We understand how learning can be captured through behaviours and with tools. We have been using shared online spaces and collaborative tools to enable elected members and officers to capture and develop ideas. We have used short bursts of action learning in person and online to reflect on what worked or failed, unpick challenges, cement learning into practice, and explain learning to others.
A learning process
There is a real opportunity to use the immediate COVID-19 response to learn for the long term e.g.:
- Lists of small businesses could become new systems for local market intelligence.
- Data-led shielding projects could be the basis for the next generation of adult care.
- Collaborations built in urgency could become goal-orientated partnerships for the future.
We believe a learning framework for local public services can begin with these questions:
- Is space being created to reflect on learning, what is working, and to cement behaviours?
- Is rapidly gathered data (SMEs, shielding, community infrastructure) being used to build lasting systems? Are the individuals doing this being nurtured and given formal roles?
- Are goal-focused joint-working arrangements being crystallised into new forms of governance?
- Are failures at pressure points being used to identify how to strengthen and build resilience?
- Are successes being dismantled to understand how they work and how to replicate?
Pingback:The new normals: not just one new normal.. – Shared IntelligencePosted at 13:34h, 02 June

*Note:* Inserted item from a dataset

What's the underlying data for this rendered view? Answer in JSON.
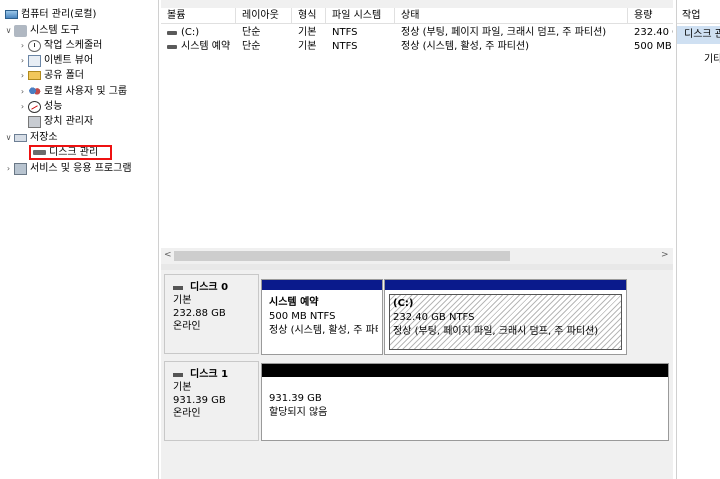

[…] Also, at the front of our minds is that no-one working today has worked through anything like the crisis we are currently in. We are all learning what to do. Besides patience and humility, most of all this means that any activity we are engaged in is as much about learning, as it is about deciding. We can do this by structuring discussion around action learning principles and enabling those we work with to remain connected as peer learning networks (see our paper on capturing the learning). […]